So if we can hit a 1.2x then that is... We're not making money on the business but it's enough to keep learning, keep figuring things out. So if you can get to this breakeven point, it'll allow you to build that momentum.
And not saying that you're going to become rich from getting a 1.2x ROAS because it's not going to cover your cost of goods sold and all of your other overhead.
But it's going to give you enough energy to continue on that path, which is one of the most important parts: It's not getting discouraged and not quitting, because you're not getting rich quick.
Absolutely. So you went really in depth with your guys's go-to-market strategy. And I appreciate that so much. Let's talk about the future. What are you excited about over the next 6 months?
Yeah, absolutely. So it took us about a year and a half to realize that long form media was a better form of advertising for us. So I'll just give you... It's a build up to where we are now.
We started making long-form media, a lot of funny videos, and then we broke into more educational founder spots and got onto YouTube.
So YouTube has just been great for us for the past year and a half.

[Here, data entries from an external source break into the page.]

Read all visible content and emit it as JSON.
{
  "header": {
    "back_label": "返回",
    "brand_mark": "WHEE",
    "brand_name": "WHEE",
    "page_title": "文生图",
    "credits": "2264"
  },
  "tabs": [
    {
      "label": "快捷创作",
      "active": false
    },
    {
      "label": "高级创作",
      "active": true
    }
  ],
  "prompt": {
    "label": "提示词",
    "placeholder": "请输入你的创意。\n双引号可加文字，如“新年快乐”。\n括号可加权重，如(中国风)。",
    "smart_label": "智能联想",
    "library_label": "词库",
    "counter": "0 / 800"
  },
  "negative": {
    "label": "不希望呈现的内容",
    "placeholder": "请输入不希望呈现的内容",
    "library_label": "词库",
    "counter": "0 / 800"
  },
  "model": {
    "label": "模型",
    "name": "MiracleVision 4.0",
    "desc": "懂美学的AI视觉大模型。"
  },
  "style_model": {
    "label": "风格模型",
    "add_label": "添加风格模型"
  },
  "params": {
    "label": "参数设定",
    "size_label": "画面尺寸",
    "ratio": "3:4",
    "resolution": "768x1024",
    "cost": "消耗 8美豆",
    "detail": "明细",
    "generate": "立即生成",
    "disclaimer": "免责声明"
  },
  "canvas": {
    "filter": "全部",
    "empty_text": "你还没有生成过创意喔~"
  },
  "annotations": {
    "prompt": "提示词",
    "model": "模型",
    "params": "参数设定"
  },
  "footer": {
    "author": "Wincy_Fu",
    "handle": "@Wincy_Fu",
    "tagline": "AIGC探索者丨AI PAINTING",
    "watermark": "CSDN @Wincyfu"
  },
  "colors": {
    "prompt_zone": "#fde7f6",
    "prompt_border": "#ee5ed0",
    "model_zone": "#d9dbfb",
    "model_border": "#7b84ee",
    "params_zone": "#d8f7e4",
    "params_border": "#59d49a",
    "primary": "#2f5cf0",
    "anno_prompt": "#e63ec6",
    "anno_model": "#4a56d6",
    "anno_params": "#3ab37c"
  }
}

And I'm still excited about YouTube for the next 6 months, especially since we have been continually making new creative, and I'm really excited.
We're headed in a more specific gender... A gender specific area that we haven't been before, targeting women and their needs when it comes to cleanliness with bidets and that's something that we haven't explored.
But I'm really excited to start speaking to an audience directly about what they need instead of having a general idea or a general concept that bidets are great for every butt.
They're great for vaginas and people who are pregnant and who just had a child. And so there's a lot of benefits for that demographic. And I'm excited to talk to them and excited for half to half the day because everyone needs one.
Now, when you're speaking about YouTube and the opportunity with long form content, are you putting... Producing this and putting it out on your own YouTube channel? Are you producing this content and then doing paid placement?
We do paid placement. So we don't count on organic or this type of content. This is all... It's unlisted, most of it. And it's all paid placement. So that's where all of our eggs on YouTube go.
Absolutely. Awesome. And then now, is there anything that I forgot to ask you that you want to share with the audience?
No, I don't think so. I mean, I don't know if you... I have another thing that I'm excited about for the future? If you want to hear about that real quick?
Okay. So, by the time this podcast comes out, we will have run multiple weeks on television. So we're running on Linear TV, which is Spectrum Cable, and not like over the top streaming like Netflix and stuff.
And we just launched and so I'm really excited about that prospect because you can just reach so many people and find your audience, I think, very quickly. Yet to be proven, but I'm very optimistic about our chances with television and what that's gonna look like for us.
Yeah, it's kind of funny. Now, I've been in this game for 7 to 8 years now in advertising. And it's...
Things are going full circle where digital is getting as expensive if not more expensive than traditional, because you can...
Well, you used to be able to track all the numbers very easily. But now, people are starting to experiment --in the direct-to-consumer space-- experiment with these more traditional media buys like billboard placements, magazines, and TV. So it's really exciting.
Yeah, it's very exciting. And it is funny. I never thought "Oh, cable is the place for us." But I think it's gonna be something that's really good for our brand.
I think it's gonna be great. And hopefully I see it because I have Spectrum Cable, so maybe I'll see it and I'll shoot you an email like "I just saw it!"
Thomas, thank you so much for coming on the show today.
Yeah, Chase. It's been a lot of fun. Thanks for having me.
Alright. I can't thank our guests enough for coming on the show and sharing their knowledge and journey with us.
We've got a lot to think about and potentially add into our own business. You can find all the links in the show notes.